▶ _EXERCISE DESCRIPTION_
Give the entries again exactly; drop the pictures.

Entries taken from a collection
========

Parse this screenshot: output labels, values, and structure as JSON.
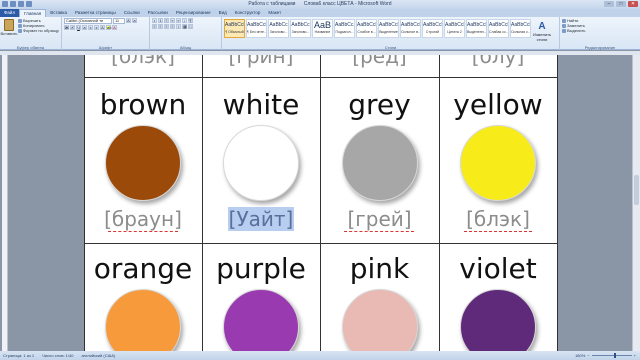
{
  "window": {
    "title": "Слова6 класс ЦВЕТА - Microsoft Word",
    "context_tab": "Работа с таблицами"
  },
  "tabs": [
    {
      "label": "Файл"
    },
    {
      "label": "Главная"
    },
    {
      "label": "Вставка"
    },
    {
      "label": "Разметка страницы"
    },
    {
      "label": "Ссылки"
    },
    {
      "label": "Рассылки"
    },
    {
      "label": "Рецензирование"
    },
    {
      "label": "Вид"
    },
    {
      "label": "Конструктор"
    },
    {
      "label": "Макет"
    }
  ],
  "ribbon": {
    "clipboard": {
      "label": "Буфер обмена",
      "paste": "Вставить",
      "cut": "Вырезать",
      "copy": "Копировать",
      "format": "Формат по образцу"
    },
    "font": {
      "label": "Шрифт",
      "name": "Calibri (Основной те",
      "size": "11"
    },
    "paragraph": {
      "label": "Абзац"
    },
    "styles": {
      "label": "Стили",
      "items": [
        {
          "sample": "AaBbCcDc",
          "name": "¶ Обычный"
        },
        {
          "sample": "AaBbCcDc",
          "name": "¶ Без инте..."
        },
        {
          "sample": "AaBbCc",
          "name": "Заголово..."
        },
        {
          "sample": "AaBbCc",
          "name": "Заголово..."
        },
        {
          "sample": "AaB",
          "name": "Название"
        },
        {
          "sample": "AaBbCc.",
          "name": "Подзагол..."
        },
        {
          "sample": "AaBbCcDc",
          "name": "Слабое в..."
        },
        {
          "sample": "AaBbCcDc",
          "name": "Выделение"
        },
        {
          "sample": "AaBbCcDc",
          "name": "Сильное в..."
        },
        {
          "sample": "AaBbCcDc",
          "name": "Строгий"
        },
        {
          "sample": "AaBbCcDc",
          "name": "Цитата 2"
        },
        {
          "sample": "AaBbCcDc",
          "name": "Выделенн..."
        },
        {
          "sample": "AaBbCcDc",
          "name": "Слабая сс..."
        },
        {
          "sample": "AaBbCcDc",
          "name": "Сильная с..."
        }
      ],
      "change": "Изменить стили"
    },
    "editing": {
      "label": "Редактирование",
      "find": "Найти",
      "replace": "Заменить",
      "select": "Выделить"
    }
  },
  "table": {
    "top_row": [
      "[блэк]",
      "[грин]",
      "[ред]",
      "[блу]"
    ],
    "row1": [
      {
        "word": "brown",
        "translit": "[браун]",
        "color": "#9b4a0a"
      },
      {
        "word": "white",
        "translit": "[Уайт]",
        "color": "#ffffff"
      },
      {
        "word": "grey",
        "translit": "[грей]",
        "color": "#a7a7a7"
      },
      {
        "word": "yellow",
        "translit": "[блэк]",
        "color": "#f7ec1a"
      }
    ],
    "row2": [
      {
        "word": "orange",
        "color": "#f79a3c"
      },
      {
        "word": "purple",
        "color": "#9a3ab0"
      },
      {
        "word": "pink",
        "color": "#e9b9b3"
      },
      {
        "word": "violet",
        "color": "#5e2a79"
      }
    ]
  },
  "statusbar": {
    "page": "Страница: 1 из 1",
    "words": "Число слов: 1/40",
    "lang": "английский (США)",
    "zoom": "180%"
  }
}
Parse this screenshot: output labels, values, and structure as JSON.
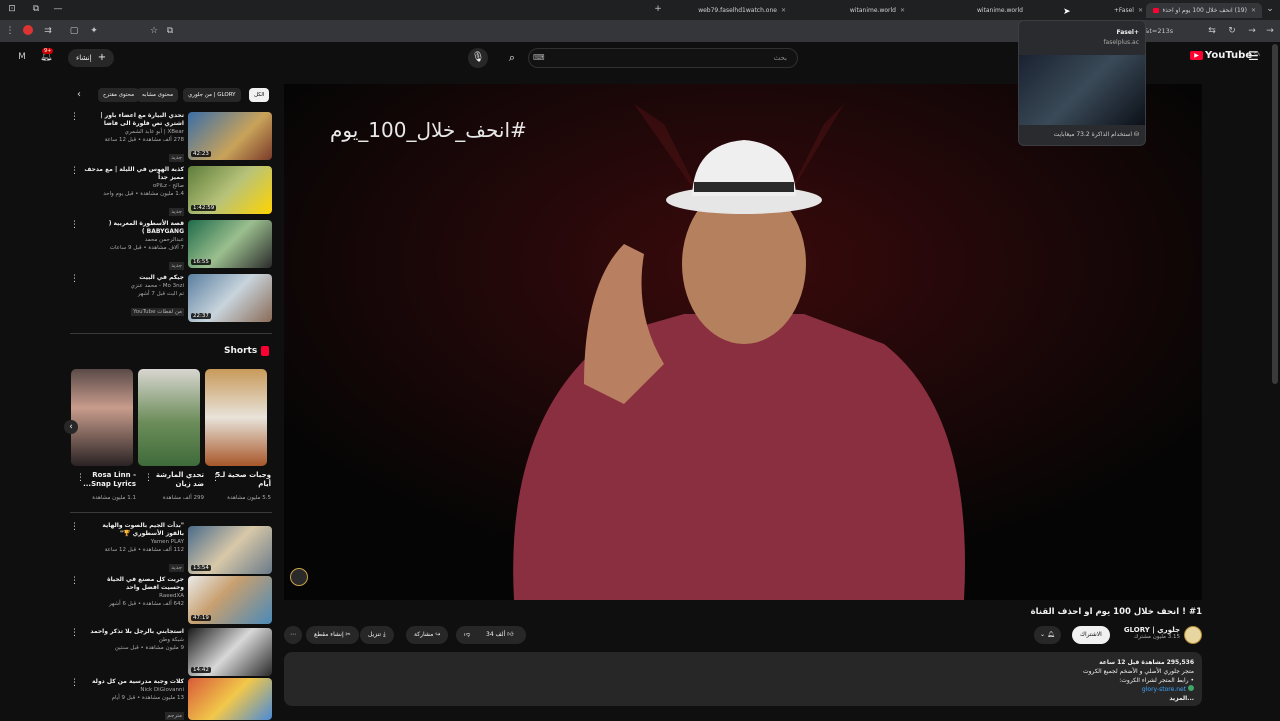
{
  "browser": {
    "tabs": [
      {
        "title": "web79.faselhd1watch.one"
      },
      {
        "title": "witanime.world"
      },
      {
        "title": "witanime.world"
      },
      {
        "title": "Fasel+"
      },
      {
        "title": "(19) انحف خلال 100 يوم او احذف..."
      }
    ],
    "tab_hover": {
      "title": "Fasel+",
      "url": "faselplus.ac",
      "memory": "استخدام الذاكرة 73.2 ميغابايت"
    },
    "url_tail": "Da8_T4l&t=213s"
  },
  "header": {
    "search_placeholder": "بحث",
    "search_value": "",
    "create_label": "إنشاء",
    "logo_text": "YouTube",
    "region": "SA",
    "notif_count": "9+"
  },
  "player": {
    "overlay_text": "#انحف_خلال_100_يوم",
    "title": "#1 ! انحف خلال 100 يوم او احذف القناة"
  },
  "channel": {
    "name": "جلوري | GLORY",
    "subs": "3.15 مليون مشترك",
    "subscribe_label": "الاشتراك"
  },
  "actions": {
    "likes": "34 ألف",
    "share": "مشاركة",
    "download": "تنزيل",
    "clip": "إنشاء مقطع"
  },
  "description": {
    "views_line": "295,536 مشاهدة قبل 12 ساعة",
    "line1": "متجر جلوري الأصلي و الأضخم لجميع الكروت",
    "line2": "• رابط المتجر لشراء الكروت:",
    "link": "glory-store.net",
    "more": "...المزيد"
  },
  "chips": [
    "الكل",
    "من جلوري | GLORY",
    "محتوى مشابه",
    "محتوى مقترح"
  ],
  "recommendations_top": [
    {
      "title": "تحدي البيارة مع اعضاء باور | اشتري تص فلورة الى فاضا",
      "channel": "XBear | أبو عابد الشمري",
      "meta": "278 ألف مشاهدة • قبل 12 ساعة",
      "duration": "42:23",
      "badge": "جديد"
    },
    {
      "title": "كذبة الهوس في الليلة | مع مدحف مميز جداً",
      "channel": "صالح - oPiLz",
      "meta": "1.4 مليون مشاهدة • قبل يوم واحد",
      "duration": "1:42:59",
      "badge": "جديد"
    },
    {
      "title": "قصة الأسطورة المغربية ( BABYGANG )",
      "channel": "عبدالرحمن محمد",
      "meta": "7 آلاف مشاهدة • قبل 9 ساعات",
      "duration": "16:55",
      "badge": "جديد"
    },
    {
      "title": "جيكم في البيت",
      "channel": "Mo 3nzi - محمد عنزي",
      "meta": "تم البث قبل 7 أشهر",
      "duration": "22:37",
      "badge": "من لقطات YouTube"
    }
  ],
  "shorts": {
    "heading": "Shorts",
    "items": [
      {
        "title": "وجبات صحية لـ5 أيام",
        "views": "5.5 مليون مشاهدة"
      },
      {
        "title": "تحدي المارشة ضد زيان",
        "views": "299 ألف مشاهدة"
      },
      {
        "title": "Rosa Linn - Snap Lyrics...",
        "views": "1.1 مليون مشاهدة"
      }
    ]
  },
  "recommendations_bottom": [
    {
      "title": "\"بدأت الجيم بالصوت والهاية بالفوز الأسطوري 🏆\"",
      "channel": "Yamen PLAY",
      "meta": "112 ألف مشاهدة • قبل 12 ساعة",
      "duration": "13:54",
      "badge": "جديد"
    },
    {
      "title": "جربت كل مصنع في الحياة وحسيت افضل واحد",
      "channel": "RaeedXA",
      "meta": "642 ألف مشاهدة • قبل 6 أشهر",
      "duration": "47:19",
      "badge": ""
    },
    {
      "title": "استجابني بالرجل بلا تذكر واحمد",
      "channel": "شبكة وطن",
      "meta": "9 مليون مشاهدة • قبل سنتين",
      "duration": "14:42",
      "badge": ""
    },
    {
      "title": "كلات وجبة مدرسية من كل دولة",
      "channel": "Nick DiGiovanni",
      "meta": "13 مليون مشاهدة • قبل 9 أيام",
      "duration": "",
      "badge": "مترجم"
    }
  ]
}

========

▶ _EXERCISE RESPONSE_
Parse this screenshot: output labels, values, and structure as JSON.
{
  "window": {
    "title": "Слова6 класс ЦВЕТА - Microsoft Word",
    "context_tab": "Работа с таблицами"
  },
  "tabs": [
    {
      "label": "Файл"
    },
    {
      "label": "Главная"
    },
    {
      "label": "Вставка"
    },
    {
      "label": "Разметка страницы"
    },
    {
      "label": "Ссылки"
    },
    {
      "label": "Рассылки"
    },
    {
      "label": "Рецензирование"
    },
    {
      "label": "Вид"
    },
    {
      "label": "Конструктор"
    },
    {
      "label": "Макет"
    }
  ],
  "ribbon": {
    "clipboard": {
      "label": "Буфер обмена",
      "paste": "Вставить",
      "cut": "Вырезать",
      "copy": "Копировать",
      "format": "Формат по образцу"
    },
    "font": {
      "label": "Шрифт",
      "name": "Calibri (Основной те",
      "size": "11"
    },
    "paragraph": {
      "label": "Абзац"
    },
    "styles": {
      "label": "Стили",
      "items": [
        {
          "sample": "AaBbCcDc",
          "name": "¶ Обычный"
        },
        {
          "sample": "AaBbCcDc",
          "name": "¶ Без инте..."
        },
        {
          "sample": "AaBbCc",
          "name": "Заголово..."
        },
        {
          "sample": "AaBbCc",
          "name": "Заголово..."
        },
        {
          "sample": "AaB",
          "name": "Название"
        },
        {
          "sample": "AaBbCc.",
          "name": "Подзагол..."
        },
        {
          "sample": "AaBbCcDc",
          "name": "Слабое в..."
        },
        {
          "sample": "AaBbCcDc",
          "name": "Выделение"
        },
        {
          "sample": "AaBbCcDc",
          "name": "Сильное в..."
        },
        {
          "sample": "AaBbCcDc",
          "name": "Строгий"
        },
        {
          "sample": "AaBbCcDc",
          "name": "Цитата 2"
        },
        {
          "sample": "AaBbCcDc",
          "name": "Выделенн..."
        },
        {
          "sample": "AaBbCcDc",
          "name": "Слабая сс..."
        },
        {
          "sample": "AaBbCcDc",
          "name": "Сильная с..."
        }
      ],
      "change": "Изменить стили"
    },
    "editing": {
      "label": "Редактирование",
      "find": "Найти",
      "replace": "Заменить",
      "select": "Выделить"
    }
  },
  "table": {
    "top_row": [
      "[блэк]",
      "[грин]",
      "[ред]",
      "[блу]"
    ],
    "row1": [
      {
        "word": "brown",
        "translit": "[браун]",
        "color": "#9b4a0a"
      },
      {
        "word": "white",
        "translit": "[Уайт]",
        "color": "#ffffff"
      },
      {
        "word": "grey",
        "translit": "[грей]",
        "color": "#a7a7a7"
      },
      {
        "word": "yellow",
        "translit": "[блэк]",
        "color": "#f7ec1a"
      }
    ],
    "row2": [
      {
        "word": "orange",
        "color": "#f79a3c"
      },
      {
        "word": "purple",
        "color": "#9a3ab0"
      },
      {
        "word": "pink",
        "color": "#e9b9b3"
      },
      {
        "word": "violet",
        "color": "#5e2a79"
      }
    ]
  },
  "statusbar": {
    "page": "Страница: 1 из 1",
    "words": "Число слов: 1/40",
    "lang": "английский (США)",
    "zoom": "180%"
  }
}
Parse this screenshot: output labels, values, and structure as JSON.
{
  "browser": {
    "tabs": [
      {
        "title": "web79.faselhd1watch.one"
      },
      {
        "title": "witanime.world"
      },
      {
        "title": "witanime.world"
      },
      {
        "title": "Fasel+"
      },
      {
        "title": "(19) انحف خلال 100 يوم او احذف..."
      }
    ],
    "tab_hover": {
      "title": "Fasel+",
      "url": "faselplus.ac",
      "memory": "استخدام الذاكرة 73.2 ميغابايت"
    },
    "url_tail": "Da8_T4l&t=213s"
  },
  "header": {
    "search_placeholder": "بحث",
    "search_value": "",
    "create_label": "إنشاء",
    "logo_text": "YouTube",
    "region": "SA",
    "notif_count": "9+"
  },
  "player": {
    "overlay_text": "#انحف_خلال_100_يوم",
    "title": "#1 ! انحف خلال 100 يوم او احذف القناة"
  },
  "channel": {
    "name": "جلوري | GLORY",
    "subs": "3.15 مليون مشترك",
    "subscribe_label": "الاشتراك"
  },
  "actions": {
    "likes": "34 ألف",
    "share": "مشاركة",
    "download": "تنزيل",
    "clip": "إنشاء مقطع"
  },
  "description": {
    "views_line": "295,536 مشاهدة قبل 12 ساعة",
    "line1": "متجر جلوري الأصلي و الأضخم لجميع الكروت",
    "line2": "• رابط المتجر لشراء الكروت:",
    "link": "glory-store.net",
    "more": "...المزيد"
  },
  "chips": [
    "الكل",
    "من جلوري | GLORY",
    "محتوى مشابه",
    "محتوى مقترح"
  ],
  "recommendations_top": [
    {
      "title": "تحدي البيارة مع اعضاء باور | اشتري تص فلورة الى فاضا",
      "channel": "XBear | أبو عابد الشمري",
      "meta": "278 ألف مشاهدة • قبل 12 ساعة",
      "duration": "42:23",
      "badge": "جديد"
    },
    {
      "title": "كذبة الهوس في الليلة | مع مدحف مميز جداً",
      "channel": "صالح - oPiLz",
      "meta": "1.4 مليون مشاهدة • قبل يوم واحد",
      "duration": "1:42:59",
      "badge": "جديد"
    },
    {
      "title": "قصة الأسطورة المغربية ( BABYGANG )",
      "channel": "عبدالرحمن محمد",
      "meta": "7 آلاف مشاهدة • قبل 9 ساعات",
      "duration": "16:55",
      "badge": "جديد"
    },
    {
      "title": "جيكم في البيت",
      "channel": "Mo 3nzi - محمد عنزي",
      "meta": "تم البث قبل 7 أشهر",
      "duration": "22:37",
      "badge": "من لقطات YouTube"
    }
  ],
  "shorts": {
    "heading": "Shorts",
    "items": [
      {
        "title": "وجبات صحية لـ5 أيام",
        "views": "5.5 مليون مشاهدة"
      },
      {
        "title": "تحدي المارشة ضد زيان",
        "views": "299 ألف مشاهدة"
      },
      {
        "title": "Rosa Linn - Snap Lyrics...",
        "views": "1.1 مليون مشاهدة"
      }
    ]
  },
  "recommendations_bottom": [
    {
      "title": "\"بدأت الجيم بالصوت والهاية بالفوز الأسطوري 🏆\"",
      "channel": "Yamen PLAY",
      "meta": "112 ألف مشاهدة • قبل 12 ساعة",
      "duration": "13:54",
      "badge": "جديد"
    },
    {
      "title": "جربت كل مصنع في الحياة وحسيت افضل واحد",
      "channel": "RaeedXA",
      "meta": "642 ألف مشاهدة • قبل 6 أشهر",
      "duration": "47:19",
      "badge": ""
    },
    {
      "title": "استجابني بالرجل بلا تذكر واحمد",
      "channel": "شبكة وطن",
      "meta": "9 مليون مشاهدة • قبل سنتين",
      "duration": "14:42",
      "badge": ""
    },
    {
      "title": "كلات وجبة مدرسية من كل دولة",
      "channel": "Nick DiGiovanni",
      "meta": "13 مليون مشاهدة • قبل 9 أيام",
      "duration": "",
      "badge": "مترجم"
    }
  ]
}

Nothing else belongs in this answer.